• [What to do] Repeat each entry below exactly, omitting any picture it holds.

(Collected data)
###
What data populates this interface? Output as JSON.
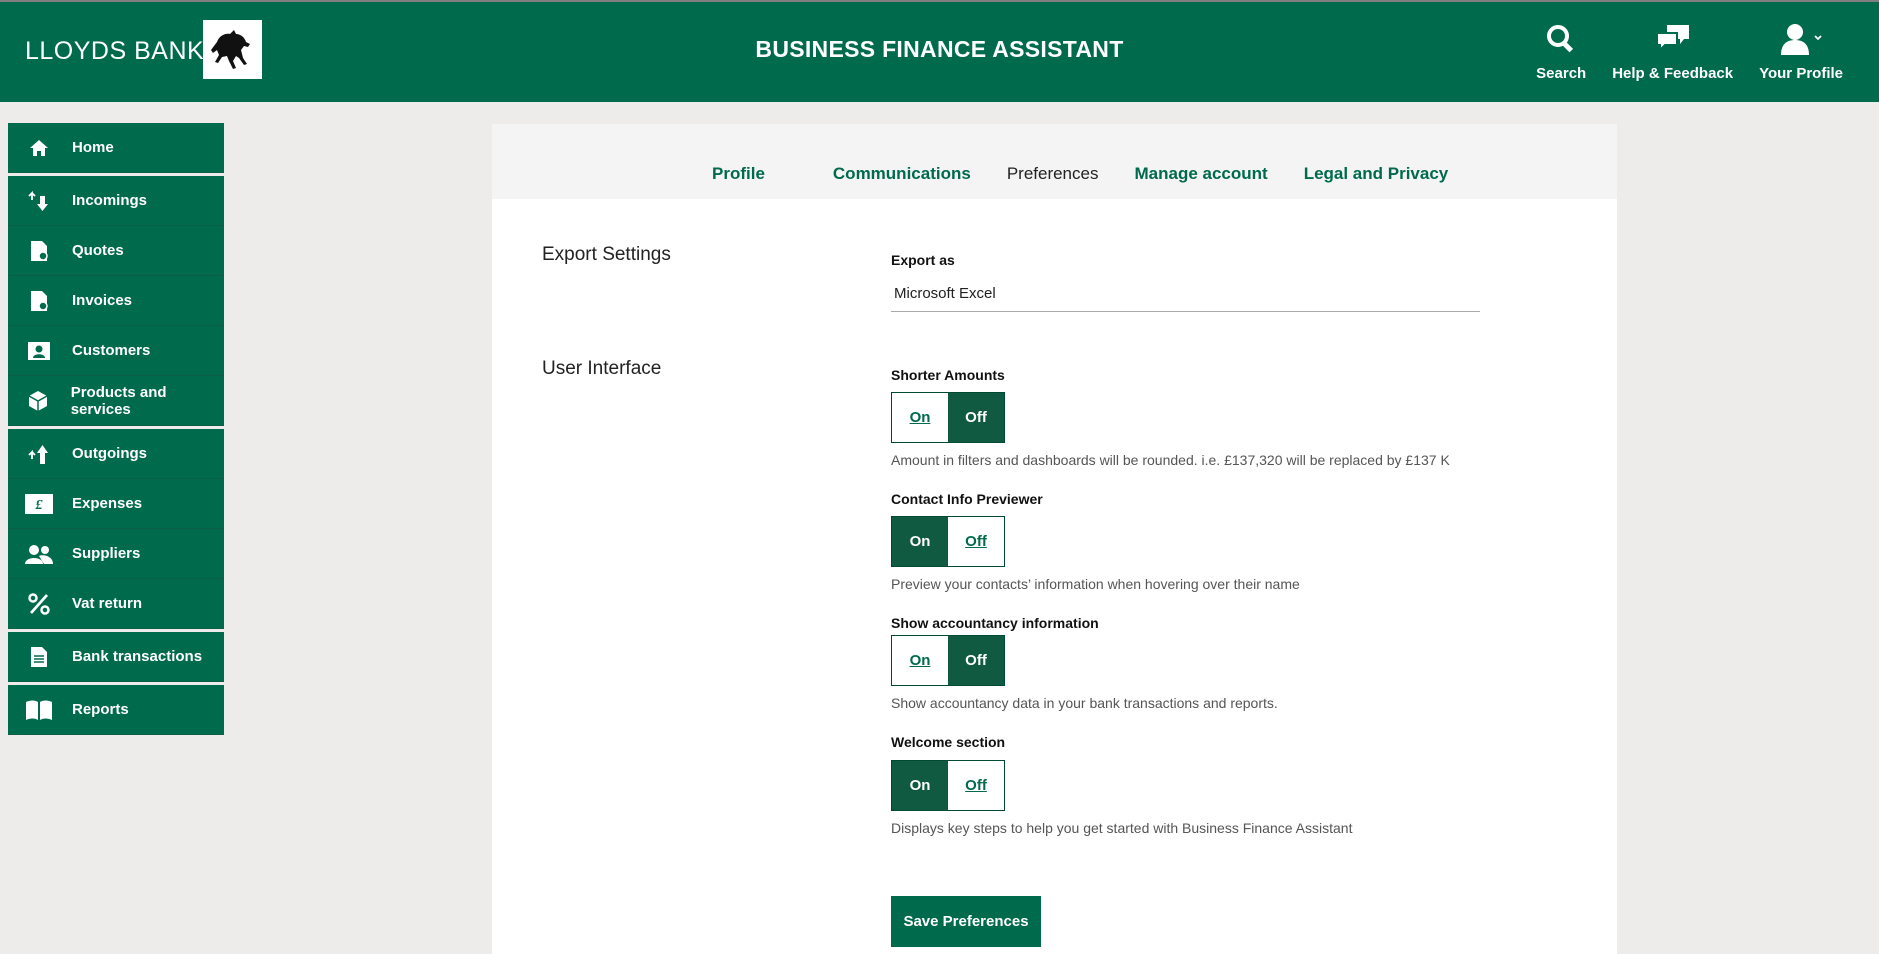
{
  "header": {
    "brand": "LLOYDS BANK",
    "app_title": "BUSINESS FINANCE ASSISTANT",
    "actions": {
      "search": "Search",
      "help": "Help & Feedback",
      "profile": "Your Profile"
    }
  },
  "sidebar": {
    "items": [
      {
        "label": "Home",
        "icon": "home-icon"
      },
      {
        "label": "Incomings",
        "icon": "incomings-icon"
      },
      {
        "label": "Quotes",
        "icon": "quotes-icon"
      },
      {
        "label": "Invoices",
        "icon": "invoices-icon"
      },
      {
        "label": "Customers",
        "icon": "customers-icon"
      },
      {
        "label": "Products and services",
        "icon": "products-icon"
      },
      {
        "label": "Outgoings",
        "icon": "outgoings-icon"
      },
      {
        "label": "Expenses",
        "icon": "expenses-icon"
      },
      {
        "label": "Suppliers",
        "icon": "suppliers-icon"
      },
      {
        "label": "Vat return",
        "icon": "percent-icon"
      },
      {
        "label": "Bank transactions",
        "icon": "bank-transactions-icon"
      },
      {
        "label": "Reports",
        "icon": "reports-icon"
      }
    ]
  },
  "tabs": [
    {
      "label": "Profile"
    },
    {
      "label": "Communications"
    },
    {
      "label": "Preferences",
      "active": true
    },
    {
      "label": "Manage account"
    },
    {
      "label": "Legal and Privacy"
    }
  ],
  "export": {
    "section_title": "Export Settings",
    "label": "Export as",
    "value": "Microsoft Excel"
  },
  "ui": {
    "section_title": "User Interface",
    "settings": [
      {
        "label": "Shorter Amounts",
        "on": "On",
        "off": "Off",
        "selected": "Off",
        "help": "Amount in filters and dashboards will be rounded. i.e. £137,320 will be replaced by £137 K"
      },
      {
        "label": "Contact Info Previewer",
        "on": "On",
        "off": "Off",
        "selected": "On",
        "help": "Preview your contacts’ information when hovering over their name"
      },
      {
        "label": "Show accountancy information",
        "on": "On",
        "off": "Off",
        "selected": "Off",
        "help": "Show accountancy data in your bank transactions and reports."
      },
      {
        "label": "Welcome section",
        "on": "On",
        "off": "Off",
        "selected": "On",
        "help": "Displays key steps to help you get started with Business Finance Assistant"
      }
    ]
  },
  "save_label": "Save Preferences",
  "colors": {
    "brand_green": "#006a4d",
    "selected_green": "#0f5a41",
    "page_bg": "#edecea"
  }
}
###
• [Exercise result]
What data populates this interface? Output as JSON.
{
  "header": {
    "brand": "LLOYDS BANK",
    "app_title": "BUSINESS FINANCE ASSISTANT",
    "actions": {
      "search": "Search",
      "help": "Help & Feedback",
      "profile": "Your Profile"
    }
  },
  "sidebar": {
    "items": [
      {
        "label": "Home",
        "icon": "home-icon"
      },
      {
        "label": "Incomings",
        "icon": "incomings-icon"
      },
      {
        "label": "Quotes",
        "icon": "quotes-icon"
      },
      {
        "label": "Invoices",
        "icon": "invoices-icon"
      },
      {
        "label": "Customers",
        "icon": "customers-icon"
      },
      {
        "label": "Products and services",
        "icon": "products-icon"
      },
      {
        "label": "Outgoings",
        "icon": "outgoings-icon"
      },
      {
        "label": "Expenses",
        "icon": "expenses-icon"
      },
      {
        "label": "Suppliers",
        "icon": "suppliers-icon"
      },
      {
        "label": "Vat return",
        "icon": "percent-icon"
      },
      {
        "label": "Bank transactions",
        "icon": "bank-transactions-icon"
      },
      {
        "label": "Reports",
        "icon": "reports-icon"
      }
    ]
  },
  "tabs": [
    {
      "label": "Profile"
    },
    {
      "label": "Communications"
    },
    {
      "label": "Preferences",
      "active": true
    },
    {
      "label": "Manage account"
    },
    {
      "label": "Legal and Privacy"
    }
  ],
  "export": {
    "section_title": "Export Settings",
    "label": "Export as",
    "value": "Microsoft Excel"
  },
  "ui": {
    "section_title": "User Interface",
    "settings": [
      {
        "label": "Shorter Amounts",
        "on": "On",
        "off": "Off",
        "selected": "Off",
        "help": "Amount in filters and dashboards will be rounded. i.e. £137,320 will be replaced by £137 K"
      },
      {
        "label": "Contact Info Previewer",
        "on": "On",
        "off": "Off",
        "selected": "On",
        "help": "Preview your contacts’ information when hovering over their name"
      },
      {
        "label": "Show accountancy information",
        "on": "On",
        "off": "Off",
        "selected": "Off",
        "help": "Show accountancy data in your bank transactions and reports."
      },
      {
        "label": "Welcome section",
        "on": "On",
        "off": "Off",
        "selected": "On",
        "help": "Displays key steps to help you get started with Business Finance Assistant"
      }
    ]
  },
  "save_label": "Save Preferences",
  "colors": {
    "brand_green": "#006a4d",
    "selected_green": "#0f5a41",
    "page_bg": "#edecea"
  }
}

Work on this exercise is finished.